'Dirty, rotten politics': Talks between Elk Grove Village and fire district heat up
Elk Grove Village officials say the proposed data center redevelopment of an unincorporated residential subdivision -- and millions of dollars for the homeowners who have agreed to sell -- won't happen unless the Elk Grove Rural Fire Protection District finally agrees to let the village and two other towns take over fire and emergency medical services there.
But members of the fire board -- who all live in the Roppolo subdivision and have pending sales contracts with the developer -- say the two issues are separate. And, they'd be violating conflict-of-interest provisions in state law by voting on the intergovernmental agreement as currently drafted.
"They've stuck us between a rock and a hard place," said Heather Maldonado, one of the five elected members of the fire district board. "It's between us voting illegally on something potentially, and our neighbors are happy, or we don't vote on it, our neighbors are pissed."
"It's just a threat," board member Dawn Jablonski added. "Dirty, rotten politics. That's what it is."
The fire board has been negotiating with officials in Elk Grove Village, Mount Prospect and Des Plaines for years over a deal. It would allow the municipal fire departments to service the area now covered by the district -- 57 single-family homes in the Roppolo neighborhood north of Landmeier Road, four mobile home parks along Touhy Avenue and Elmhurst Road, and several industrial and commercial properties on either side of Higgins Road.
Annexations by the towns, and the resulting shrinking tax base, have left the district nearly insolvent.
Fire district trustees say negotiations were moving along in recent months, until Elk Grove Village Manager Matt Roan sent a letter July 13 to Stream Data Centers, copied to the fire district. He wrote the village won't consider the company's petition for annexation and a special use for operation of three data center buildings and an electric substation -- unless the district inks the agreement by July 28.
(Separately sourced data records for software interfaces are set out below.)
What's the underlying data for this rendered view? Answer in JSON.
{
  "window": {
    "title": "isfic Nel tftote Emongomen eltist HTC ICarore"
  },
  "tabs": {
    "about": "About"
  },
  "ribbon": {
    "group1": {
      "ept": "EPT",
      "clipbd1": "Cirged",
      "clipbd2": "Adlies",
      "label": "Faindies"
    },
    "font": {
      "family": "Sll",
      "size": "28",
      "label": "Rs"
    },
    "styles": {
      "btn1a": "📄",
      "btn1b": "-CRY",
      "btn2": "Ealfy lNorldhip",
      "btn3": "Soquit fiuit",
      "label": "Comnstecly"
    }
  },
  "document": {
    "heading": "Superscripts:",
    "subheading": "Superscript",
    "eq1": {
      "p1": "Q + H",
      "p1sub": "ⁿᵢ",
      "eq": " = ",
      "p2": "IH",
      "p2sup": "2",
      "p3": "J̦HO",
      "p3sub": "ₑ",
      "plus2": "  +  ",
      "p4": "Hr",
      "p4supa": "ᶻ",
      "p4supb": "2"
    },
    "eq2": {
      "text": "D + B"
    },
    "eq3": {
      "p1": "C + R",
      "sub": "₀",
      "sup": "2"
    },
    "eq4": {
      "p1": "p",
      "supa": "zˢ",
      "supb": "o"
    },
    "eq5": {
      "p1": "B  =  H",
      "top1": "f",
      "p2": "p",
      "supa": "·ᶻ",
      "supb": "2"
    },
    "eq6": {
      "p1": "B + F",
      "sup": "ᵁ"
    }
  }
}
The fire board "has continually refused to move forward with this agreement," Roan wrote. "Most notably, the entire board of trustees for the district are seeking to sell off their ownership within the district as part of your development's acquisition of their properties without resolving this matter."
Mayor Craig Johnson said the data center project "can't survive without" the village's water and sewer services.
"If the fire district doesn't agree to it, it's all off with Stream," Johnson said. "We've danced long enough."
Carlos Maldonado, Heather's husband and the fire board president, said village officials "convoluted" redevelopment of the Roppolo subdivision with discussions over the fire services agreement.
"The (intergovernmental agreement) and annexation are two different monsters. They have no co-relationship," said Maldonado, adding that village officials could annex their properties right now if they wanted to. "You don't go to negotiate with somebody giving them ultimatums."
He said the fire board and municipalities agreed in principle "on most things" during a meeting Wednesday. But the next day, a business owner sent the board a letter saying the five trustees would be violating state law by voting on an agreement in which they have a personal financial interest.
The three trustees present for a district board meeting Thursday night -- both Maldonados and Jablonski, whose husband, Jim, also is on the board -- said they would abstain from a vote.
Carlos Maldonado said they could take a vote if one key provision in the agreement were struck. It calls on the district to resolve objections to the creation of one of three special service areas the towns established to fund their future fire protection costs.
The Maldonados and Dawn Jablonski helped circulate petitions of their fellow neighbors that put the new taxing area on hold in February.
Carlos Maldonado said the towns' decisions to establish the new tax districts were "unilateral," and residents legally objected to them.
The key issue for the fire board appears to be disposition of the district's assets -- its tanker truck and the fire station at 1415 E. Algonquin Road.
"Everything comes down to money," Carlos Maldonado said. "We want to be fairly compensated for the assets that we have. We want them to also feel that they are fairly compensated for the services when and if we dissolve."
Voters ultimately would have to approve the district's dissolution as early as the March 2024 election.